Printing your photos at home
Printer manufacturers will only ever guarantee best results if you use their own original ink in each device. Why? It’s tempting to claim that they just want to sell more ink (which may be partly true), but the full story is far more practical.
Using ‘official’ inks means that the exact tones of cyan, magenta and yellow within the print head match those coded into the printer driver. As a result, the printer knows the precise quantities of each tone to lay down within each spot on the page to exactly match the original colours in your image. It’s tempting to save money by buying ‘compatible’ inks – especially if you only occasionally print photos – but even the black ink can look different when sourced from third-party suppliers, so shop with care.
Use photo paper for everything other than draft test prints. The reason you should do this is because it’s heavier and therefore frequently less absorbent than office paper. This allows the ink to dry on the surface for a crisper, brighter result, rather than soaking too deep into the weave where it will spread through the fibres and dull the edges.
Specify the paper you’re using in the Media and Quality section of the OS X print dialog so it knows how much ink it can lay down without saturating the page (if you can’t find this, click Show Details to extend the dialog). Also, where possible, use branded paper to match your printer and ink because all three will have been engineered to work together.

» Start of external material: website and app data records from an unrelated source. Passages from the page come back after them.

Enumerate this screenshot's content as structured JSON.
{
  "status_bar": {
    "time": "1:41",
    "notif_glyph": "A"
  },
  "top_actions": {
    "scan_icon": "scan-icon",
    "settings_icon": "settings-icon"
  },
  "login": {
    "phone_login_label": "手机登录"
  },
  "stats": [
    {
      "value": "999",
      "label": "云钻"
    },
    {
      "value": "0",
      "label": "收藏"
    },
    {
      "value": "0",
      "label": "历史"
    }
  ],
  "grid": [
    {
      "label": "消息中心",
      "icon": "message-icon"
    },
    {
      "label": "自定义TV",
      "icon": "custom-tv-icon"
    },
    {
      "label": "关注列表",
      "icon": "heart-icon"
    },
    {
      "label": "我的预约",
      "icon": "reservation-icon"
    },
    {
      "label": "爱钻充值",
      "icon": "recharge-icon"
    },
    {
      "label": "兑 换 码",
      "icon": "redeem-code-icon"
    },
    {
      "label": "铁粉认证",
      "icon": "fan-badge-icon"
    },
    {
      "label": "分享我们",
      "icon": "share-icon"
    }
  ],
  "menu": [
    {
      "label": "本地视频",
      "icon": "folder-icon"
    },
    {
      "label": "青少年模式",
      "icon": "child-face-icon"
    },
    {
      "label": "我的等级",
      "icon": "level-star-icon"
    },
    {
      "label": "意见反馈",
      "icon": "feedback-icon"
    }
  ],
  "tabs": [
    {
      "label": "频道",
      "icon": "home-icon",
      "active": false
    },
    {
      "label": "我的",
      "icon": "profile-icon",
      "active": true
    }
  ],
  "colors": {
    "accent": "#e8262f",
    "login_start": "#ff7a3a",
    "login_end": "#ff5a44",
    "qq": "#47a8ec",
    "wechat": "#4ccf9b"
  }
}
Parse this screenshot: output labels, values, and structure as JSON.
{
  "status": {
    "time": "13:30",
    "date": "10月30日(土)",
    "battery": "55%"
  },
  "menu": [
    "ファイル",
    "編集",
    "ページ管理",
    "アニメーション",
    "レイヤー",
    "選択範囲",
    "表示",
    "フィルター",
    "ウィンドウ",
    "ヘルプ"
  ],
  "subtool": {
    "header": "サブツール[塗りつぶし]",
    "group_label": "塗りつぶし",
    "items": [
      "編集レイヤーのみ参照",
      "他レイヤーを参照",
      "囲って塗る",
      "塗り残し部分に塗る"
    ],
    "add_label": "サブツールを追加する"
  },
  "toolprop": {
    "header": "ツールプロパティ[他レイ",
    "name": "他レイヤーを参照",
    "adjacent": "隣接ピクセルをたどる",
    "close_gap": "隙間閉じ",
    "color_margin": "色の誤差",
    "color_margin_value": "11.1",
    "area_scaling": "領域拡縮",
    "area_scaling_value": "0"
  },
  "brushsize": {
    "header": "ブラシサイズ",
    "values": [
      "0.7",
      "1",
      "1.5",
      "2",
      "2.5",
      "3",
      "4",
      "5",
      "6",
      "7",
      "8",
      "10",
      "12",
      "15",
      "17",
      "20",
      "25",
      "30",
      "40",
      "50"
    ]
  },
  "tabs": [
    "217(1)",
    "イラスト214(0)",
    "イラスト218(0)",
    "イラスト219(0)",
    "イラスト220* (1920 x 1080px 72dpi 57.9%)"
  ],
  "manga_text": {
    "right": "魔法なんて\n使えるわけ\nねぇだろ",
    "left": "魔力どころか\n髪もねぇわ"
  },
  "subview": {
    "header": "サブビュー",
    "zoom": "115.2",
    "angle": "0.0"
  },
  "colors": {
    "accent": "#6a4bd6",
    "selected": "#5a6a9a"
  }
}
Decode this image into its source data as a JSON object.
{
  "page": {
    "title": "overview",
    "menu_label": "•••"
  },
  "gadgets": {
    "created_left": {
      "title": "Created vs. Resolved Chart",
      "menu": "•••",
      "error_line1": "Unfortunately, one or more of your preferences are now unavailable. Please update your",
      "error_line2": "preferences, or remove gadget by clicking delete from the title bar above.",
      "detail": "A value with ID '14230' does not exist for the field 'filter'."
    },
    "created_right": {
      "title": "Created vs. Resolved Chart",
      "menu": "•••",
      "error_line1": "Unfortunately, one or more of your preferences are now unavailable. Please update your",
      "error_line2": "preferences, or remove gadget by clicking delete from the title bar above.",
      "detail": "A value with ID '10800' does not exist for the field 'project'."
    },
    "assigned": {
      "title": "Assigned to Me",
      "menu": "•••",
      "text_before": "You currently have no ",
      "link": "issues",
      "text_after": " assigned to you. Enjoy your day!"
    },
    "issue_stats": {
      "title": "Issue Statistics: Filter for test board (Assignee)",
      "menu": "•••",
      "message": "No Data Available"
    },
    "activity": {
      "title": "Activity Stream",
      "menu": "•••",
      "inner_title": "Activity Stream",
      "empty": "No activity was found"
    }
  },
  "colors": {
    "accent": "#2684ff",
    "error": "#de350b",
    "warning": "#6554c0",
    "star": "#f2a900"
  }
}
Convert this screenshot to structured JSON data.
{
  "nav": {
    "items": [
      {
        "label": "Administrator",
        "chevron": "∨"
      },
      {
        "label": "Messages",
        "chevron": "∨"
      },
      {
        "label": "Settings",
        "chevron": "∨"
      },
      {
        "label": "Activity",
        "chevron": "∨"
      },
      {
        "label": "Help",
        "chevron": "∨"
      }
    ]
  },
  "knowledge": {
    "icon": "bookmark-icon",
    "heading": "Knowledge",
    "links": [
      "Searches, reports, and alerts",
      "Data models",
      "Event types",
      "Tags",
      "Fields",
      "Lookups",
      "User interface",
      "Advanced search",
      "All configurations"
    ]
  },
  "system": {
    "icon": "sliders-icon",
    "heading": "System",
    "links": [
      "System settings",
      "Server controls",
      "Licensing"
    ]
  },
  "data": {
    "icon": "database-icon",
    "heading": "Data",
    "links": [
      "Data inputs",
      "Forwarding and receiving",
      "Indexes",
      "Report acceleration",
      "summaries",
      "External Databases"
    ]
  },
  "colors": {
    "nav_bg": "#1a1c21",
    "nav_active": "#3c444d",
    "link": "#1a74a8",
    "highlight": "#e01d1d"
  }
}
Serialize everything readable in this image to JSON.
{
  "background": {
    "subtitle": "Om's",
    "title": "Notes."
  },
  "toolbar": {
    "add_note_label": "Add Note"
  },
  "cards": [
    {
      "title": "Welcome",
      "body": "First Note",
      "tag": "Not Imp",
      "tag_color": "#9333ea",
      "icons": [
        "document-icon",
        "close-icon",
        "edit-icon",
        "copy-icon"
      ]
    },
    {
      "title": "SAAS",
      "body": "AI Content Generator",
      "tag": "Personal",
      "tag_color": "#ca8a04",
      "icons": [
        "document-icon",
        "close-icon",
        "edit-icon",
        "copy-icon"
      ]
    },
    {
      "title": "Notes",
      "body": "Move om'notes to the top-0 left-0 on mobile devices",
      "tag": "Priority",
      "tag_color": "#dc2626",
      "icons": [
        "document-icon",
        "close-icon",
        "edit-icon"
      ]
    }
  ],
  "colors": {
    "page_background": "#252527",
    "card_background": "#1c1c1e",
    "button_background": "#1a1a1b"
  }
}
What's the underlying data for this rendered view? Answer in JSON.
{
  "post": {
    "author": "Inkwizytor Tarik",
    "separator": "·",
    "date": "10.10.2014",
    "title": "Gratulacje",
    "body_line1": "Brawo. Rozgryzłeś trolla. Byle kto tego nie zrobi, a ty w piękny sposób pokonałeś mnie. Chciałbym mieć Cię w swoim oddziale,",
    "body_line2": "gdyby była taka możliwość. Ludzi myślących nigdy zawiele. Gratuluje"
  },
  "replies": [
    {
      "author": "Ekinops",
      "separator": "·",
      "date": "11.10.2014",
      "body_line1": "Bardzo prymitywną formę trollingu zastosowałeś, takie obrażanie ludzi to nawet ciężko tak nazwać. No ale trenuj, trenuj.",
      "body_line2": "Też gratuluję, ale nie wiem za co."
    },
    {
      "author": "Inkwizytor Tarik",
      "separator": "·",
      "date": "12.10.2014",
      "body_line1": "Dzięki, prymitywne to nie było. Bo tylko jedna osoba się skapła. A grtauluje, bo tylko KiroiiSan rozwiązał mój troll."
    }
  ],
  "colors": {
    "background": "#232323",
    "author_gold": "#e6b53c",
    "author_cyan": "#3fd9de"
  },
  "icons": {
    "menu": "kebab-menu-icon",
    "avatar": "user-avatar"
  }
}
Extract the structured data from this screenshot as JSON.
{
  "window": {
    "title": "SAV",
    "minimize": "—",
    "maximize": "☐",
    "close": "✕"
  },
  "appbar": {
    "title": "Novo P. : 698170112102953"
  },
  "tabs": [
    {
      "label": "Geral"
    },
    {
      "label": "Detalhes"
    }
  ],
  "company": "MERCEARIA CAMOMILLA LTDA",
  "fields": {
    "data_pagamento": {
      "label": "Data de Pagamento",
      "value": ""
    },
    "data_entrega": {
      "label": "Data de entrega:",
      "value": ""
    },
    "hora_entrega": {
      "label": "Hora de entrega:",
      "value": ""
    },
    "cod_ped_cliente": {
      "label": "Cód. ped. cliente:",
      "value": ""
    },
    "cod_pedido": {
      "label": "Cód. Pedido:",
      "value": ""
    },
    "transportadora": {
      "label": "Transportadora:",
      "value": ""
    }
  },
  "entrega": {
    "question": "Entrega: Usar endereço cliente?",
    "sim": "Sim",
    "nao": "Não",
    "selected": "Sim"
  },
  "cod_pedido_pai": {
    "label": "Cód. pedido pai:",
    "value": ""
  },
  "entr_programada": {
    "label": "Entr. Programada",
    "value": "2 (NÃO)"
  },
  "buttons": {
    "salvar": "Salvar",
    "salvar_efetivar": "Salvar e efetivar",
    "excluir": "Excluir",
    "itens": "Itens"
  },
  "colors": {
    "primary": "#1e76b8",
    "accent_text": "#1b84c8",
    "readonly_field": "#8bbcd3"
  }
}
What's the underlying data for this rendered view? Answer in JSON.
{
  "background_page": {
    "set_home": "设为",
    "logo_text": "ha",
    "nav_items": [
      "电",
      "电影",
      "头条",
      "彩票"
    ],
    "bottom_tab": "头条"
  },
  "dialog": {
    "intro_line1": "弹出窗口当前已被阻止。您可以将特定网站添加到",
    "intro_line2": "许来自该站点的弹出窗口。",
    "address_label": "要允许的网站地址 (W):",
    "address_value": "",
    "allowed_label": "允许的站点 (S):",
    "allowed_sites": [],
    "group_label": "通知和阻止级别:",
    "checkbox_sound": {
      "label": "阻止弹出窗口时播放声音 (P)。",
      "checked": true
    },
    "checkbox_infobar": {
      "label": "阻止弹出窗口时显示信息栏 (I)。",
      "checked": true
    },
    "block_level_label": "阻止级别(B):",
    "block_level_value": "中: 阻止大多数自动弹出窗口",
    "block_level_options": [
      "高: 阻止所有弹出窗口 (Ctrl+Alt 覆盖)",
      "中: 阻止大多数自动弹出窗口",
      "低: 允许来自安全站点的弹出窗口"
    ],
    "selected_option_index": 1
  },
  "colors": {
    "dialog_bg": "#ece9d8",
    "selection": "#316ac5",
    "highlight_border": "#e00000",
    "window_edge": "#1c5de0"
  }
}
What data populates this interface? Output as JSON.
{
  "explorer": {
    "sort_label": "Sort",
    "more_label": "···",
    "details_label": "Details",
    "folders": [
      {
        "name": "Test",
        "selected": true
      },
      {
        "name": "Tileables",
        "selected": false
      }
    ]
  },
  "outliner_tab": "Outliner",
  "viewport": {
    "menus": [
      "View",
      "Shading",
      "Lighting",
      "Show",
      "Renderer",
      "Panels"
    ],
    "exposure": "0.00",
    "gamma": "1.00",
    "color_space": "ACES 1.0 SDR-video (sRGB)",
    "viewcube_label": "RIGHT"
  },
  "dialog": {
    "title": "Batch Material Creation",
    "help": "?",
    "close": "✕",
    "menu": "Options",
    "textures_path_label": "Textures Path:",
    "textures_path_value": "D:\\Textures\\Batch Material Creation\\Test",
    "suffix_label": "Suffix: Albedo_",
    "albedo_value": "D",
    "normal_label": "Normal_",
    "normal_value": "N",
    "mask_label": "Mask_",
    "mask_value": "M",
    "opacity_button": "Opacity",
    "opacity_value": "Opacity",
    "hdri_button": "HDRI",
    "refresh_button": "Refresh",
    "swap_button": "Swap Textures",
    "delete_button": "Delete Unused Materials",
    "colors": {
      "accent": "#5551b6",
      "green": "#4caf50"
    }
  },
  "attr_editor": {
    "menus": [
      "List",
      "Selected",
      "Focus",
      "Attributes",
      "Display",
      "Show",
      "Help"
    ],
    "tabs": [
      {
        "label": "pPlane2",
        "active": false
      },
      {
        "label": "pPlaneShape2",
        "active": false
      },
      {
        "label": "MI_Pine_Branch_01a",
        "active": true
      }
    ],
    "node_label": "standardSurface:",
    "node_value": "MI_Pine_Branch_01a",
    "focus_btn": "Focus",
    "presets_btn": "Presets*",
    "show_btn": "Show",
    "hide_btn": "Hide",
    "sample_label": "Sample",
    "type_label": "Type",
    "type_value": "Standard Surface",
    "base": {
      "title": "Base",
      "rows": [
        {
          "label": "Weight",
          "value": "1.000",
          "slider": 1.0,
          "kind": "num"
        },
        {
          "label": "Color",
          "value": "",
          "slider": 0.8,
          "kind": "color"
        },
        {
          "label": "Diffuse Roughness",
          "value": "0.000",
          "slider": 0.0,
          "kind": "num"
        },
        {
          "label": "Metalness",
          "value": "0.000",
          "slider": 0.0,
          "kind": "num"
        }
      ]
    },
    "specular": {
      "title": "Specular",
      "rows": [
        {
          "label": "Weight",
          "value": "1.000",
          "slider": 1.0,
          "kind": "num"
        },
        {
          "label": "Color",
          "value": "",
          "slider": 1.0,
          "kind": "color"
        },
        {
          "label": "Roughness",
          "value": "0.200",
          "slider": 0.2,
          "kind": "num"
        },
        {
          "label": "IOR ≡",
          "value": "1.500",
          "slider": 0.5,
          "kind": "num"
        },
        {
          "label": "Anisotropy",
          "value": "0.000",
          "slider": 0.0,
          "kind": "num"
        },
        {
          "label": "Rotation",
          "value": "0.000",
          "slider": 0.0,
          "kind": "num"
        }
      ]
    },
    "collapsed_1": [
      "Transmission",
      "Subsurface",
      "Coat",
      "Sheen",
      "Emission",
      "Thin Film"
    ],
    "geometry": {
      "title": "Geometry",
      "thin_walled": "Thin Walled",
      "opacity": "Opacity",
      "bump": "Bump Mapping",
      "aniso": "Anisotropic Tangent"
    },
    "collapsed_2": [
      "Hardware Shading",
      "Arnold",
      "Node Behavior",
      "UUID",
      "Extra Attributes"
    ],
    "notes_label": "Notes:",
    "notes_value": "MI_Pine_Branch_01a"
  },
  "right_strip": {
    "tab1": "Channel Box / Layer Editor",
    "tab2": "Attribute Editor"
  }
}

It might seem like a convenient marketing ploy, but it will benefit your printouts.
Printers that tell you to buy their own ink aren’t just doing it to squeeze every last penny out of you! (Well, they are partly…)